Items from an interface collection
····················

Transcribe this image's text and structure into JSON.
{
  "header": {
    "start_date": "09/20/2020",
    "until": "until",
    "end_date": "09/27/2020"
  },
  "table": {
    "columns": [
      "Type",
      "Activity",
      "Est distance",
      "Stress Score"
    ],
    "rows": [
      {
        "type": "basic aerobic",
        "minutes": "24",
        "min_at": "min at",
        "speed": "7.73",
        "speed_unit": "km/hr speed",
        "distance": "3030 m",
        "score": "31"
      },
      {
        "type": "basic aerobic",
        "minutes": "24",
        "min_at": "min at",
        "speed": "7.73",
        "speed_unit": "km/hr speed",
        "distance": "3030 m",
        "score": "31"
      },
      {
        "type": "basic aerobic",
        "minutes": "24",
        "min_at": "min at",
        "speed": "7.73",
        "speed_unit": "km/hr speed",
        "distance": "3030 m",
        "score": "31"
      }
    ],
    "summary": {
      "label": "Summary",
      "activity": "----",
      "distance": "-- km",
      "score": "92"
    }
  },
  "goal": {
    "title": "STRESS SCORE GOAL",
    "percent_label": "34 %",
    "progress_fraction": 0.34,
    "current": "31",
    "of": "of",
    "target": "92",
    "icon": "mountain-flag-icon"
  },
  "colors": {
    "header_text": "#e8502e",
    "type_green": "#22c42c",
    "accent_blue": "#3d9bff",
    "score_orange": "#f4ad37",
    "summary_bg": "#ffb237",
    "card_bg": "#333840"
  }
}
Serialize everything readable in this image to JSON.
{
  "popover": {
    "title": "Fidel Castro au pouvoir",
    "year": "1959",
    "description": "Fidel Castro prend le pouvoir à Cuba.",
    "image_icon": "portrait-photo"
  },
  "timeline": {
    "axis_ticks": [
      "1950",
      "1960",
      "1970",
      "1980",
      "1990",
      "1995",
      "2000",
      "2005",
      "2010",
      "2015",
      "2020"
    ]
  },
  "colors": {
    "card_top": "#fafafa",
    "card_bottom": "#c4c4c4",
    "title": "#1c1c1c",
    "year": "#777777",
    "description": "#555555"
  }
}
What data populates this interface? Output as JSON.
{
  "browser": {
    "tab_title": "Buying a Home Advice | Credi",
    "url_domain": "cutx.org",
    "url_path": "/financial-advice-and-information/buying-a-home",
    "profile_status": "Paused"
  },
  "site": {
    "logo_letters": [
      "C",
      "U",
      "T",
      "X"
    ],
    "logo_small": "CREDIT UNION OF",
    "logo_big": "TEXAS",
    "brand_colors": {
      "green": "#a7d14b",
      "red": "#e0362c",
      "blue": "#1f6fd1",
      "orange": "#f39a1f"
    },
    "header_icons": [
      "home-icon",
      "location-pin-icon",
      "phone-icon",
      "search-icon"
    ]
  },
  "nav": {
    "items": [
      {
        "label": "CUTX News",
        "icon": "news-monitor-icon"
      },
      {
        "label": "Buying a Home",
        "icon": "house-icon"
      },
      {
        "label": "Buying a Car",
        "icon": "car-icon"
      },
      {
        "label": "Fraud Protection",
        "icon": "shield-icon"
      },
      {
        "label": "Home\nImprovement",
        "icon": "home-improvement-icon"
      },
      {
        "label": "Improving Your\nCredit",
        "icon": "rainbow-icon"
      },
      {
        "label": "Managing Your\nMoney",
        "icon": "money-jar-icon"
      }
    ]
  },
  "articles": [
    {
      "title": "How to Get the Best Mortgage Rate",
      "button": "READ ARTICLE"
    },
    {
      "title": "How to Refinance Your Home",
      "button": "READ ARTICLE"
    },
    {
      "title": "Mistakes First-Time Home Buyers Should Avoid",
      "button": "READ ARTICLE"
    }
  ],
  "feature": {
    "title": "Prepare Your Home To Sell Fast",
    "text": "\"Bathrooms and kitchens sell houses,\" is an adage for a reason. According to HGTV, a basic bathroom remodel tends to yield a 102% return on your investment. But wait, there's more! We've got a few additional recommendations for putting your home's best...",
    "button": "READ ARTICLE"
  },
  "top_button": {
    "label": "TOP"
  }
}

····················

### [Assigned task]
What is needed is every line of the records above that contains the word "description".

### [Task solution]
    "description": "Fidel Castro prend le pouvoir à Cuba.",
    "description": "#555555"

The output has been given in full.